**WORKING DATA:**
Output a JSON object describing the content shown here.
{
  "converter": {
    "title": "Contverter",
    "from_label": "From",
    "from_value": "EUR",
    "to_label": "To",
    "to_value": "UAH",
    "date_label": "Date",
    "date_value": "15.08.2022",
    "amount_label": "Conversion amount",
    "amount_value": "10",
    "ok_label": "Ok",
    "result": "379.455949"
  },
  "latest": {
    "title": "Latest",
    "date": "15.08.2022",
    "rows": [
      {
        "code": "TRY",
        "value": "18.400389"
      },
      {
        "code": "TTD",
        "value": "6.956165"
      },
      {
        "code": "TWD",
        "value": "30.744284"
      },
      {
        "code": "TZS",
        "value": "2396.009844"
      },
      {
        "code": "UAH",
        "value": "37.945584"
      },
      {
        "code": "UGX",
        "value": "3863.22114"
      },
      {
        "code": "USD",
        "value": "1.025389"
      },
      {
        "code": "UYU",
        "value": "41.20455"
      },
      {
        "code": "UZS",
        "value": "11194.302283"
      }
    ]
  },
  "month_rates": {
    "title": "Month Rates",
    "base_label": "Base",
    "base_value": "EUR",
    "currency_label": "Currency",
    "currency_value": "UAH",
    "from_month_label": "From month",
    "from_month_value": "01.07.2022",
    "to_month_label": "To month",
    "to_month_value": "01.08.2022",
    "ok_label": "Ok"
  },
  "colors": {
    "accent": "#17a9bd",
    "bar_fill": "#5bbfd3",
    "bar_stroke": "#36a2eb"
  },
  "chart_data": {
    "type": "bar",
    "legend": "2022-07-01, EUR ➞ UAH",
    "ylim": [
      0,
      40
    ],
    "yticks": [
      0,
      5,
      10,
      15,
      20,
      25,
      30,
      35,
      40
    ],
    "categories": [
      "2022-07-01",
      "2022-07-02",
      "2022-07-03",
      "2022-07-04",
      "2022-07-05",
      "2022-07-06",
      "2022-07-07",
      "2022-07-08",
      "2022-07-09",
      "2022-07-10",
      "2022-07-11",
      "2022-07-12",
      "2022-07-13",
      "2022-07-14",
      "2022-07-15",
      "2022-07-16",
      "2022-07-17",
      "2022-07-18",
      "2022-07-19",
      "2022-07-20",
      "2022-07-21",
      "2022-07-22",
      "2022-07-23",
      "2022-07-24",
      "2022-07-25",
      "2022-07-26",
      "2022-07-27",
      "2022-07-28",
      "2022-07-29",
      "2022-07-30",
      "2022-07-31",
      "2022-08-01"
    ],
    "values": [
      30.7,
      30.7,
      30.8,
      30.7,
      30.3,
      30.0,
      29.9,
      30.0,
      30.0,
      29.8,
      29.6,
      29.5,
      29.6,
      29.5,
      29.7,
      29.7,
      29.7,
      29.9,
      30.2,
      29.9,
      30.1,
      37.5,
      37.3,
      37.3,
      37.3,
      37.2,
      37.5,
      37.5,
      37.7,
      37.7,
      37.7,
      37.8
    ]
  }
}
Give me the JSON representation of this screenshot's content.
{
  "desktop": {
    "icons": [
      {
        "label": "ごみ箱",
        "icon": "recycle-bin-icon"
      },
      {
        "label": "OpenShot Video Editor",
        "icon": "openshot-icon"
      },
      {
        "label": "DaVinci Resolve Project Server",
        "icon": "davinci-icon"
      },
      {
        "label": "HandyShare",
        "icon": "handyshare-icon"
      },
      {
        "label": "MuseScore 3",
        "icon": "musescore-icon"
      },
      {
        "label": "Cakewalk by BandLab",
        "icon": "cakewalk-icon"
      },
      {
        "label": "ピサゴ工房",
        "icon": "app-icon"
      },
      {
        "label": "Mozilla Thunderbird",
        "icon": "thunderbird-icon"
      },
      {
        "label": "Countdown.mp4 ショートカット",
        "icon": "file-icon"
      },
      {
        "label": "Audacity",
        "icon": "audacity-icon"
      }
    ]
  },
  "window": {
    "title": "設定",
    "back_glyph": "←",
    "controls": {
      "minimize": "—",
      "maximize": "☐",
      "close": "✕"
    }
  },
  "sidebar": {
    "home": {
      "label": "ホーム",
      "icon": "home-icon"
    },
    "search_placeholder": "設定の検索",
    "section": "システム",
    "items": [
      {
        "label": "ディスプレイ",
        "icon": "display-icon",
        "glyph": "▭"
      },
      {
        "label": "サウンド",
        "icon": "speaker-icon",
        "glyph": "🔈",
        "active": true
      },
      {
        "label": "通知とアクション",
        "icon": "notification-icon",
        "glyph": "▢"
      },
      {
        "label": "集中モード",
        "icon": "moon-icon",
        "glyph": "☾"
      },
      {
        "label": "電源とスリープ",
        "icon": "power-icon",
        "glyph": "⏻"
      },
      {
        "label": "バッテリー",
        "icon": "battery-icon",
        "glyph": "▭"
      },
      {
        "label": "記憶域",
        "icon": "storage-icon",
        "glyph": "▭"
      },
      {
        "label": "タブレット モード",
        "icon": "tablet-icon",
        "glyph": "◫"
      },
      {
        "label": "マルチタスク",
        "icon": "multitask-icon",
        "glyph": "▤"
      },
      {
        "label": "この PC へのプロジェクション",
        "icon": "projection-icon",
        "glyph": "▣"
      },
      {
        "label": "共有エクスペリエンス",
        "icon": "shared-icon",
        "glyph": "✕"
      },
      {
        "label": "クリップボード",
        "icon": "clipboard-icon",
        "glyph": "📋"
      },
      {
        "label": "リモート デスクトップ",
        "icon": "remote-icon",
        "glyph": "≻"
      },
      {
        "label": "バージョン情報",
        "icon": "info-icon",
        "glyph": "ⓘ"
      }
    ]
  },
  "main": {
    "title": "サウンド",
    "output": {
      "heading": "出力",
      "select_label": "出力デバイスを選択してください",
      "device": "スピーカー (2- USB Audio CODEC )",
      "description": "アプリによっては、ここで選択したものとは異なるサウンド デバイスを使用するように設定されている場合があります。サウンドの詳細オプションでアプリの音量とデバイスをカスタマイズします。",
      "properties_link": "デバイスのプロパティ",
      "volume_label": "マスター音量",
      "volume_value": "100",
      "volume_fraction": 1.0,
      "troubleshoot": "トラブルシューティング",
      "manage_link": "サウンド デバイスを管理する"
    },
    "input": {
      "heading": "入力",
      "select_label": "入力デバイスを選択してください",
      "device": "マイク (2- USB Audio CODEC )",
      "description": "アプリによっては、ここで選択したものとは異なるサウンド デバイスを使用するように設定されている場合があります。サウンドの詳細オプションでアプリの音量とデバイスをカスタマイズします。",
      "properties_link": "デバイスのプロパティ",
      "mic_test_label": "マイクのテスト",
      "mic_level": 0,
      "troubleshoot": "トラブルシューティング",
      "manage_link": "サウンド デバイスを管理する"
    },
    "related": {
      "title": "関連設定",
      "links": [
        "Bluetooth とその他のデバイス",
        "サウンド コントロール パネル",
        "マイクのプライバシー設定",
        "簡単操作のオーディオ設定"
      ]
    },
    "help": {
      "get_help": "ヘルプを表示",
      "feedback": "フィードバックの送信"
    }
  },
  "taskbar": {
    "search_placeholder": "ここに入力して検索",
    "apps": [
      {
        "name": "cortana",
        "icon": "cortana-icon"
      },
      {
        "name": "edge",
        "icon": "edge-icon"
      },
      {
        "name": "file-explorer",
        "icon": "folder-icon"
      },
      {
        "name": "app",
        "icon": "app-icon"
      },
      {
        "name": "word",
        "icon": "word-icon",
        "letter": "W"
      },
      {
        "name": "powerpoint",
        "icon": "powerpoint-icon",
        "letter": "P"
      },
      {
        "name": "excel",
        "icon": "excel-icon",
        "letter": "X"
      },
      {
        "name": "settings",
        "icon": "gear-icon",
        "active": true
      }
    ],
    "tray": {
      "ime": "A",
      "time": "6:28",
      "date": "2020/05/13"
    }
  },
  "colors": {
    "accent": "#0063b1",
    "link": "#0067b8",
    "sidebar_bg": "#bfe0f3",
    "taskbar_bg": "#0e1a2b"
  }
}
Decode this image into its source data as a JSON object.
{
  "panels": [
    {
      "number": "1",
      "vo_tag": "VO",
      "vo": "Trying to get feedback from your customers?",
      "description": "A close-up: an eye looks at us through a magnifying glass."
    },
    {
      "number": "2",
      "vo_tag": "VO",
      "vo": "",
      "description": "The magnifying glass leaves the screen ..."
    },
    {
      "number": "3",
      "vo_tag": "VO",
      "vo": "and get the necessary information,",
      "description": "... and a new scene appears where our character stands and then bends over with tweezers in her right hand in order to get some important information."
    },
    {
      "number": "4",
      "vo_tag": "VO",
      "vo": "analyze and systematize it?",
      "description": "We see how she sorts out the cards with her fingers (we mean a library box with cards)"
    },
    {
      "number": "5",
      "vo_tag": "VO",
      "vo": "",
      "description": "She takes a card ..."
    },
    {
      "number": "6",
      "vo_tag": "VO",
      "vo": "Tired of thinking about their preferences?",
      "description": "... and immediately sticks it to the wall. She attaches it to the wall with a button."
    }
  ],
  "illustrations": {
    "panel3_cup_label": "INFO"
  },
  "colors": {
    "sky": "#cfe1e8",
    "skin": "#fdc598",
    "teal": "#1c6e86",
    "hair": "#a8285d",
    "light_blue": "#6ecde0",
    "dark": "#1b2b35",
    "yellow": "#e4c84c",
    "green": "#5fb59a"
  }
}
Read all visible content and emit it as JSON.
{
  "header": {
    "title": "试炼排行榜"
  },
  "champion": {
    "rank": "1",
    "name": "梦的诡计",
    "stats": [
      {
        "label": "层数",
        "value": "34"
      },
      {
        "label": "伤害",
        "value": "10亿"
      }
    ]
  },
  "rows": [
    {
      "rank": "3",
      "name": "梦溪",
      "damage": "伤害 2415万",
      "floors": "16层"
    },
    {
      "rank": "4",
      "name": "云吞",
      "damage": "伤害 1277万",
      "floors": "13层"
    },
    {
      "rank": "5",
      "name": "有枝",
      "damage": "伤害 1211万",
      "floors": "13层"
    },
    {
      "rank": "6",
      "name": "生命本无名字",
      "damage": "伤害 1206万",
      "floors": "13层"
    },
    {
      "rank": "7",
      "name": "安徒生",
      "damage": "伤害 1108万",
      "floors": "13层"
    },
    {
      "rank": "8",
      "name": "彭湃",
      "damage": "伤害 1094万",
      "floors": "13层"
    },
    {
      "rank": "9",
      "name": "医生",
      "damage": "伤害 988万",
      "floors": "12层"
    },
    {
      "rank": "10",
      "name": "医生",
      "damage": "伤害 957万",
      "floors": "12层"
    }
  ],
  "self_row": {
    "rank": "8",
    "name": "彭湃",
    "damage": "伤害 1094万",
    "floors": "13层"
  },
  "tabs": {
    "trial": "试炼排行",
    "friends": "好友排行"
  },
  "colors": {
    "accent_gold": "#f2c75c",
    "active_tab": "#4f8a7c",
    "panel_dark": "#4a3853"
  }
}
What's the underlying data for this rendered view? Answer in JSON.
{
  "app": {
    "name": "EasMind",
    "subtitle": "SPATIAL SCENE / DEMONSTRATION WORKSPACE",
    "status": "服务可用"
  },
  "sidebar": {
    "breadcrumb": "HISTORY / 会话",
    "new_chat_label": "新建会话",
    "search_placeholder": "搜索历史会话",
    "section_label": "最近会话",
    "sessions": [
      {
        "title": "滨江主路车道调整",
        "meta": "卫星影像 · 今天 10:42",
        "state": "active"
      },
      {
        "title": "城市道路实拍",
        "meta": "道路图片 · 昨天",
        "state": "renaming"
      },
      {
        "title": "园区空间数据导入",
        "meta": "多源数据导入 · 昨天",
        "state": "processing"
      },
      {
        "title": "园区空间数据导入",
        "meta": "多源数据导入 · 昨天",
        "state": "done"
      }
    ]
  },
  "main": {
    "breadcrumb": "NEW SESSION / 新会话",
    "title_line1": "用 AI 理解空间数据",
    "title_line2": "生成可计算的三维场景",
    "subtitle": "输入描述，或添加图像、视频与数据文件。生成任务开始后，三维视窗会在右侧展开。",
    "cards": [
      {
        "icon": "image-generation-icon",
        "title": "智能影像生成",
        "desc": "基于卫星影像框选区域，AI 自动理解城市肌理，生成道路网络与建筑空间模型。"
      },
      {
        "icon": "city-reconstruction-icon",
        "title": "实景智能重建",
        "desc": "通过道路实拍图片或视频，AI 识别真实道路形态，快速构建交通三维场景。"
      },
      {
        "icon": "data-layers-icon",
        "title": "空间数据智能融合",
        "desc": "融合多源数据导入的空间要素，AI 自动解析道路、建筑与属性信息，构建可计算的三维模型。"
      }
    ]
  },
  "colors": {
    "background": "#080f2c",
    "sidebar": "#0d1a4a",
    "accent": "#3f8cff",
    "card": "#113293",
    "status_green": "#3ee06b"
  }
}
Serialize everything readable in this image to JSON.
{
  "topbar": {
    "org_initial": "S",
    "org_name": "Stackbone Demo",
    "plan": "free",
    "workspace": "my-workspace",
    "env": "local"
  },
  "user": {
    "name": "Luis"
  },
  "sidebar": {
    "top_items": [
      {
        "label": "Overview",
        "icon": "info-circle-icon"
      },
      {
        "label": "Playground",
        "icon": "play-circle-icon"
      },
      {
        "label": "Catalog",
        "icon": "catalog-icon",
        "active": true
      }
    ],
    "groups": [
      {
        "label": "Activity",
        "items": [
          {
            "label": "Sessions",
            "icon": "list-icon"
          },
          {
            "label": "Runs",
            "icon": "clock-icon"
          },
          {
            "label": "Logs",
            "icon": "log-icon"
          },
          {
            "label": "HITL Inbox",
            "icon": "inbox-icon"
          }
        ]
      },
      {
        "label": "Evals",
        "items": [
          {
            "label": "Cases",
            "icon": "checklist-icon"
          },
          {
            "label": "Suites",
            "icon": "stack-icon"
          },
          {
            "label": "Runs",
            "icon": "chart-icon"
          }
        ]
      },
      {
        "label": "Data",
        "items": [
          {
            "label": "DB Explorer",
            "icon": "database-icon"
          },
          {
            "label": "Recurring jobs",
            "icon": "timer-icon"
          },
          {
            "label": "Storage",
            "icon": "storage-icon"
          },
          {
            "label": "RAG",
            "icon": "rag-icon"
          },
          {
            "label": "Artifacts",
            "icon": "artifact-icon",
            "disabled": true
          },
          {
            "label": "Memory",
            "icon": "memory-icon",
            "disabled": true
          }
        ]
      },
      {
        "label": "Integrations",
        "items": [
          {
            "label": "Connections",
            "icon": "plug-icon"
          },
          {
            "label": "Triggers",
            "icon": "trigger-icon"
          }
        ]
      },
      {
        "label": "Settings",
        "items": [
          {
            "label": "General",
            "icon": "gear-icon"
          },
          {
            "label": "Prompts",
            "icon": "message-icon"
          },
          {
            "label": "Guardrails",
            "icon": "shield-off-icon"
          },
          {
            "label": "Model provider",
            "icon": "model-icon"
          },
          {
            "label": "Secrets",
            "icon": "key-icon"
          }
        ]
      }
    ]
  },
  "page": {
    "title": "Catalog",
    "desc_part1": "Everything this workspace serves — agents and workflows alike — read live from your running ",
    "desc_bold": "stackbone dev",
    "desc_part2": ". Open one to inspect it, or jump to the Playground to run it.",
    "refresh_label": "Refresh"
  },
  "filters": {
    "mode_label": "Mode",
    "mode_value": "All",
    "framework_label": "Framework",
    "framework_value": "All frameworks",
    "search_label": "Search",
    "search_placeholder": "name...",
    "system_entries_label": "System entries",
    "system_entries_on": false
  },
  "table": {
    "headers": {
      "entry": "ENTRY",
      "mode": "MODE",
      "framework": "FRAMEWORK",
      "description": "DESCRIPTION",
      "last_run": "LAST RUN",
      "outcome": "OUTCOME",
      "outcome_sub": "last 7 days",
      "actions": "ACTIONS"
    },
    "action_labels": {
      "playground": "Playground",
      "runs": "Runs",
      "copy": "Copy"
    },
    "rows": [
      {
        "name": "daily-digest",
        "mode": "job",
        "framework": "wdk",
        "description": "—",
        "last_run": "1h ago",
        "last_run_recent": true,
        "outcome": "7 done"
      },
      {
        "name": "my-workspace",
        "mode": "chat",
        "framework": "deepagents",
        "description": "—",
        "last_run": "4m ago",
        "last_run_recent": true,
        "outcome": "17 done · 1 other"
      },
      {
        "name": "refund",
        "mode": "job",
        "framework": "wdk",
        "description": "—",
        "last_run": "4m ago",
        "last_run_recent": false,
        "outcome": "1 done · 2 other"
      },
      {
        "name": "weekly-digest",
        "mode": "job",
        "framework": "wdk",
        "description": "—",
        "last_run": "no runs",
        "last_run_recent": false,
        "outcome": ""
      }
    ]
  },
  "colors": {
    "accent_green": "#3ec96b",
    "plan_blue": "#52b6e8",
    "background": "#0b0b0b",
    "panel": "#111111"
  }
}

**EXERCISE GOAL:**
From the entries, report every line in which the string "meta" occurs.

**REPLY TO THE TASK:**
        "meta": "卫星影像 · 今天 10:42",
        "meta": "道路图片 · 昨天",
        "meta": "多源数据导入 · 昨天",
        "meta": "多源数据导入 · 昨天",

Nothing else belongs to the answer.